> Supplied data:
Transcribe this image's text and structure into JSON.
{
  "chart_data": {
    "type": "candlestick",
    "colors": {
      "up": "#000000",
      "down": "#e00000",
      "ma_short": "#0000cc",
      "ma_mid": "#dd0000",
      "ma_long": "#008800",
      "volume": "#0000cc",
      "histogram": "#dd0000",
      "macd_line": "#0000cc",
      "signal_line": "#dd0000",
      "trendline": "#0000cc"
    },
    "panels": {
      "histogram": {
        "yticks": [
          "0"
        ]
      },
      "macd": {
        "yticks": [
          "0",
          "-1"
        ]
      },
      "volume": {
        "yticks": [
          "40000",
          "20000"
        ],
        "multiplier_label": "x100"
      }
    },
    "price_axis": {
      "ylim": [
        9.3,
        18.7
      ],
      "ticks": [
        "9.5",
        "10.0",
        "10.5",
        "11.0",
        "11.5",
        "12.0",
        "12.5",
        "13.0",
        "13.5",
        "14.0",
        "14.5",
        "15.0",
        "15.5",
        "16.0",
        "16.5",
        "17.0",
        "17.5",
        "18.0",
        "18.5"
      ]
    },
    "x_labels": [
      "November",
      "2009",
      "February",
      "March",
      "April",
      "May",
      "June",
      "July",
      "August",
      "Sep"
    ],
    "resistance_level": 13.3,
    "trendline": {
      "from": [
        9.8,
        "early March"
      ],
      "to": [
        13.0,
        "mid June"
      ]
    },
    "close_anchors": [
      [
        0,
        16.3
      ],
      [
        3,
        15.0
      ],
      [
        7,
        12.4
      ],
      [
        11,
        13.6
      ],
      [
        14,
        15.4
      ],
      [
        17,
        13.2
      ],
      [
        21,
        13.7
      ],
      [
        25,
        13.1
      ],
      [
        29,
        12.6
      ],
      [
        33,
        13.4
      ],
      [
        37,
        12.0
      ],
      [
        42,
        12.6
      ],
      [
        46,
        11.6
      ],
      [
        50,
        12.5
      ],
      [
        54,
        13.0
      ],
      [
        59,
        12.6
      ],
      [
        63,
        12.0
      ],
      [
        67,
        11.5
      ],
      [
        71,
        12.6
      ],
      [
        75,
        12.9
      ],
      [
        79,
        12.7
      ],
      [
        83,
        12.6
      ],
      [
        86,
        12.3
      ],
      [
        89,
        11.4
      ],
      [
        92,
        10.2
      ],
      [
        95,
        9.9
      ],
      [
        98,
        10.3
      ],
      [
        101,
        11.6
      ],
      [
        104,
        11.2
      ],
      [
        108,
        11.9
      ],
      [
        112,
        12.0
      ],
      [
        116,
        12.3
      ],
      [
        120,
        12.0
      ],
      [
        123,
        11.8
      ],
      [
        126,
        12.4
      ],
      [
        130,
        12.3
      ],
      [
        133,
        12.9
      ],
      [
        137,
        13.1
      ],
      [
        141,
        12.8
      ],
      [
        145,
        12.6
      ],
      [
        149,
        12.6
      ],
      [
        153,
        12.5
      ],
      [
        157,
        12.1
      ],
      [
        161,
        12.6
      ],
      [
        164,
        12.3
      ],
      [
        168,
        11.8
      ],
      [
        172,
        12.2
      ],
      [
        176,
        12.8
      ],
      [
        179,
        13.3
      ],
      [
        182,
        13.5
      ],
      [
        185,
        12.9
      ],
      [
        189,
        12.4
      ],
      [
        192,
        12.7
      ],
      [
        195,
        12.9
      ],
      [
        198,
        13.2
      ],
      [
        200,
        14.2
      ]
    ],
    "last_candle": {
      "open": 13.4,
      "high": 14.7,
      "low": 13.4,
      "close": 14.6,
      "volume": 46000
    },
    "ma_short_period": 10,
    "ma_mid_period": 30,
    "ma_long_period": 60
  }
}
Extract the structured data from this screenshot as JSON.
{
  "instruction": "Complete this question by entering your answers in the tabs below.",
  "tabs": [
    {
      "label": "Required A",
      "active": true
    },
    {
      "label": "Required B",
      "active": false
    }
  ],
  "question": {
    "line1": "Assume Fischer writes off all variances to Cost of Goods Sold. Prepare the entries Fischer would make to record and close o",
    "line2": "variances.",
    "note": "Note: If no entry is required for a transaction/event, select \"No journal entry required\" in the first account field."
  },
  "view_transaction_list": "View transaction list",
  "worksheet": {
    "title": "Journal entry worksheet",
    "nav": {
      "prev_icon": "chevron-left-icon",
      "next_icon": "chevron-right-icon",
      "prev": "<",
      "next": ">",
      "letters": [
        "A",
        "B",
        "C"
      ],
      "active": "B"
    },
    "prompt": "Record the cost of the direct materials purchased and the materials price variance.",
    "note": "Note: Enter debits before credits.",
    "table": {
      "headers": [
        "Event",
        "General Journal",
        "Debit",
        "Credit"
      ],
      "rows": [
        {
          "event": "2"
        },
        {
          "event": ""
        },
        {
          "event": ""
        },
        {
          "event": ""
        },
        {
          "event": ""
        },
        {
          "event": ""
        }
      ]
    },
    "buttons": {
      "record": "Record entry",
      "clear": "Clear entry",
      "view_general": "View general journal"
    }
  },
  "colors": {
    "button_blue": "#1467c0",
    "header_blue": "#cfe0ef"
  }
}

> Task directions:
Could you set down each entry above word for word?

> Answer to this task:
Transcribe this image's text and structure into JSON.
{
  "chart_data": {
    "type": "candlestick",
    "colors": {
      "up": "#000000",
      "down": "#e00000",
      "ma_short": "#0000cc",
      "ma_mid": "#dd0000",
      "ma_long": "#008800",
      "volume": "#0000cc",
      "histogram": "#dd0000",
      "macd_line": "#0000cc",
      "signal_line": "#dd0000",
      "trendline": "#0000cc"
    },
    "panels": {
      "histogram": {
        "yticks": [
          "0"
        ]
      },
      "macd": {
        "yticks": [
          "0",
          "-1"
        ]
      },
      "volume": {
        "yticks": [
          "40000",
          "20000"
        ],
        "multiplier_label": "x100"
      }
    },
    "price_axis": {
      "ylim": [
        9.3,
        18.7
      ],
      "ticks": [
        "9.5",
        "10.0",
        "10.5",
        "11.0",
        "11.5",
        "12.0",
        "12.5",
        "13.0",
        "13.5",
        "14.0",
        "14.5",
        "15.0",
        "15.5",
        "16.0",
        "16.5",
        "17.0",
        "17.5",
        "18.0",
        "18.5"
      ]
    },
    "x_labels": [
      "November",
      "2009",
      "February",
      "March",
      "April",
      "May",
      "June",
      "July",
      "August",
      "Sep"
    ],
    "resistance_level": 13.3,
    "trendline": {
      "from": [
        9.8,
        "early March"
      ],
      "to": [
        13.0,
        "mid June"
      ]
    },
    "close_anchors": [
      [
        0,
        16.3
      ],
      [
        3,
        15.0
      ],
      [
        7,
        12.4
      ],
      [
        11,
        13.6
      ],
      [
        14,
        15.4
      ],
      [
        17,
        13.2
      ],
      [
        21,
        13.7
      ],
      [
        25,
        13.1
      ],
      [
        29,
        12.6
      ],
      [
        33,
        13.4
      ],
      [
        37,
        12.0
      ],
      [
        42,
        12.6
      ],
      [
        46,
        11.6
      ],
      [
        50,
        12.5
      ],
      [
        54,
        13.0
      ],
      [
        59,
        12.6
      ],
      [
        63,
        12.0
      ],
      [
        67,
        11.5
      ],
      [
        71,
        12.6
      ],
      [
        75,
        12.9
      ],
      [
        79,
        12.7
      ],
      [
        83,
        12.6
      ],
      [
        86,
        12.3
      ],
      [
        89,
        11.4
      ],
      [
        92,
        10.2
      ],
      [
        95,
        9.9
      ],
      [
        98,
        10.3
      ],
      [
        101,
        11.6
      ],
      [
        104,
        11.2
      ],
      [
        108,
        11.9
      ],
      [
        112,
        12.0
      ],
      [
        116,
        12.3
      ],
      [
        120,
        12.0
      ],
      [
        123,
        11.8
      ],
      [
        126,
        12.4
      ],
      [
        130,
        12.3
      ],
      [
        133,
        12.9
      ],
      [
        137,
        13.1
      ],
      [
        141,
        12.8
      ],
      [
        145,
        12.6
      ],
      [
        149,
        12.6
      ],
      [
        153,
        12.5
      ],
      [
        157,
        12.1
      ],
      [
        161,
        12.6
      ],
      [
        164,
        12.3
      ],
      [
        168,
        11.8
      ],
      [
        172,
        12.2
      ],
      [
        176,
        12.8
      ],
      [
        179,
        13.3
      ],
      [
        182,
        13.5
      ],
      [
        185,
        12.9
      ],
      [
        189,
        12.4
      ],
      [
        192,
        12.7
      ],
      [
        195,
        12.9
      ],
      [
        198,
        13.2
      ],
      [
        200,
        14.2
      ]
    ],
    "last_candle": {
      "open": 13.4,
      "high": 14.7,
      "low": 13.4,
      "close": 14.6,
      "volume": 46000
    },
    "ma_short_period": 10,
    "ma_mid_period": 30,
    "ma_long_period": 60
  }
}
Extract the structured data from this screenshot as JSON.
{
  "instruction": "Complete this question by entering your answers in the tabs below.",
  "tabs": [
    {
      "label": "Required A",
      "active": true
    },
    {
      "label": "Required B",
      "active": false
    }
  ],
  "question": {
    "line1": "Assume Fischer writes off all variances to Cost of Goods Sold. Prepare the entries Fischer would make to record and close o",
    "line2": "variances.",
    "note": "Note: If no entry is required for a transaction/event, select \"No journal entry required\" in the first account field."
  },
  "view_transaction_list": "View transaction list",
  "worksheet": {
    "title": "Journal entry worksheet",
    "nav": {
      "prev_icon": "chevron-left-icon",
      "next_icon": "chevron-right-icon",
      "prev": "<",
      "next": ">",
      "letters": [
        "A",
        "B",
        "C"
      ],
      "active": "B"
    },
    "prompt": "Record the cost of the direct materials purchased and the materials price variance.",
    "note": "Note: Enter debits before credits.",
    "table": {
      "headers": [
        "Event",
        "General Journal",
        "Debit",
        "Credit"
      ],
      "rows": [
        {
          "event": "2"
        },
        {
          "event": ""
        },
        {
          "event": ""
        },
        {
          "event": ""
        },
        {
          "event": ""
        },
        {
          "event": ""
        }
      ]
    },
    "buttons": {
      "record": "Record entry",
      "clear": "Clear entry",
      "view_general": "View general journal"
    }
  },
  "colors": {
    "button_blue": "#1467c0",
    "header_blue": "#cfe0ef"
  }
}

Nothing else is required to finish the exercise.